[Dataset rows describing interfaces]
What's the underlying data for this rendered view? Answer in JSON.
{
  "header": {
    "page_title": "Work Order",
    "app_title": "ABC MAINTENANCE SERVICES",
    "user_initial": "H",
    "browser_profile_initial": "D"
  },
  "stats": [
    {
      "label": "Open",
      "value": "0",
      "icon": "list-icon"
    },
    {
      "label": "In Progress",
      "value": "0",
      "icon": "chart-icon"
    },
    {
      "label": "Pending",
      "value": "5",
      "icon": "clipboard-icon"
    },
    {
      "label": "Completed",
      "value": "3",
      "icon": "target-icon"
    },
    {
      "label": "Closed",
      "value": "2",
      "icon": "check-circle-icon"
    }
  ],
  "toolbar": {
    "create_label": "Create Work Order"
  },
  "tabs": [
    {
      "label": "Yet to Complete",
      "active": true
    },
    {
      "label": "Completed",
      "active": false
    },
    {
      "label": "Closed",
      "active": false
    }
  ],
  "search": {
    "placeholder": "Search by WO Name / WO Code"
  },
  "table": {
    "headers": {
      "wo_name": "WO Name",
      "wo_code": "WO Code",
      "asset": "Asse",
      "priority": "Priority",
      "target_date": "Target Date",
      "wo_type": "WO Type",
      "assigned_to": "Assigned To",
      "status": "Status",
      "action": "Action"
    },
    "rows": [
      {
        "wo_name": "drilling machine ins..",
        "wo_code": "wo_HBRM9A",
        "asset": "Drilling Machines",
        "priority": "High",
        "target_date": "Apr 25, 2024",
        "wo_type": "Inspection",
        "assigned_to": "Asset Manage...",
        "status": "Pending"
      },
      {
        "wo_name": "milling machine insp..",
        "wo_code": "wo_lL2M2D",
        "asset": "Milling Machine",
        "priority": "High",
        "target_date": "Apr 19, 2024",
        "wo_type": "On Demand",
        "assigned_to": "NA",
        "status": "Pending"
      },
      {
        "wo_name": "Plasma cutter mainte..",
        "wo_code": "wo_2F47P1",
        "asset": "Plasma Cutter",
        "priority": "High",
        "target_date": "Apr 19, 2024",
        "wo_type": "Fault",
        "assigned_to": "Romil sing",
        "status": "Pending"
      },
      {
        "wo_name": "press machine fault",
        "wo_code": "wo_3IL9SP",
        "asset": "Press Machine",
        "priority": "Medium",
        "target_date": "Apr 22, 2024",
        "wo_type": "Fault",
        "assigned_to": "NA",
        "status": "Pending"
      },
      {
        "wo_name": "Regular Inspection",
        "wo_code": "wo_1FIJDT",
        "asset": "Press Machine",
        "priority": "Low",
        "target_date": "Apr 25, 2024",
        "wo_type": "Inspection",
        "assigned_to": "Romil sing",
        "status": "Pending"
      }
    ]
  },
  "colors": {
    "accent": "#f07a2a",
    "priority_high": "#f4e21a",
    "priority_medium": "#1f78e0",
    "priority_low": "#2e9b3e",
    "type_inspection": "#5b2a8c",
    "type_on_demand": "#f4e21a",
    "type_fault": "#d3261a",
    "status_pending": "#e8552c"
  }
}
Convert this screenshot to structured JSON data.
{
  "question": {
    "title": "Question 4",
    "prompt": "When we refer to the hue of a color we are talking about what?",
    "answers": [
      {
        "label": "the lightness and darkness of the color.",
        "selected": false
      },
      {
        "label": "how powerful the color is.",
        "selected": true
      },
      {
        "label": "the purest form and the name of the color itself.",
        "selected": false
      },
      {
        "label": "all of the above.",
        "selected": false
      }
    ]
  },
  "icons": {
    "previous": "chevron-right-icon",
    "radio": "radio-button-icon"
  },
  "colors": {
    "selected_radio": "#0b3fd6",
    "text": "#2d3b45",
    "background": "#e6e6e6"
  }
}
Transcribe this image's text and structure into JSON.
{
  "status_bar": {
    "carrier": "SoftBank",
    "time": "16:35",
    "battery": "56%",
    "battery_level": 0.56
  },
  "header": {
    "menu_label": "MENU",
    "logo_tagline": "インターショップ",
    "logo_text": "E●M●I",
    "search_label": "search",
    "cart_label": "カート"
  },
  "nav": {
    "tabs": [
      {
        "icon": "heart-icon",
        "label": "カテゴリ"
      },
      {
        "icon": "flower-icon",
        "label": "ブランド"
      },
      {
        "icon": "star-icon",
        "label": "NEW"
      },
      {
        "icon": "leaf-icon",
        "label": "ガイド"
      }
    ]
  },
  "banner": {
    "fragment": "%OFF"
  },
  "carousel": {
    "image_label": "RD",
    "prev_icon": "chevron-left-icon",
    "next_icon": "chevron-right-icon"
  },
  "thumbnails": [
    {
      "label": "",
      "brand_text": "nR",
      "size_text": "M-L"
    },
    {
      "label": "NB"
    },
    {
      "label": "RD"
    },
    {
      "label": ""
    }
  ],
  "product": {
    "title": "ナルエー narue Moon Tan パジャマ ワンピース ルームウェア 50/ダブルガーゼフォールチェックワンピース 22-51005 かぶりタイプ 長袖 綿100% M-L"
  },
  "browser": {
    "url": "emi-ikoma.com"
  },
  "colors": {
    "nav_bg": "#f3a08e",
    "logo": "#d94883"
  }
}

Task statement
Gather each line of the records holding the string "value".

Finished exercise
      "value": "0",
      "value": "0",
      "value": "5",
      "value": "3",
      "value": "2",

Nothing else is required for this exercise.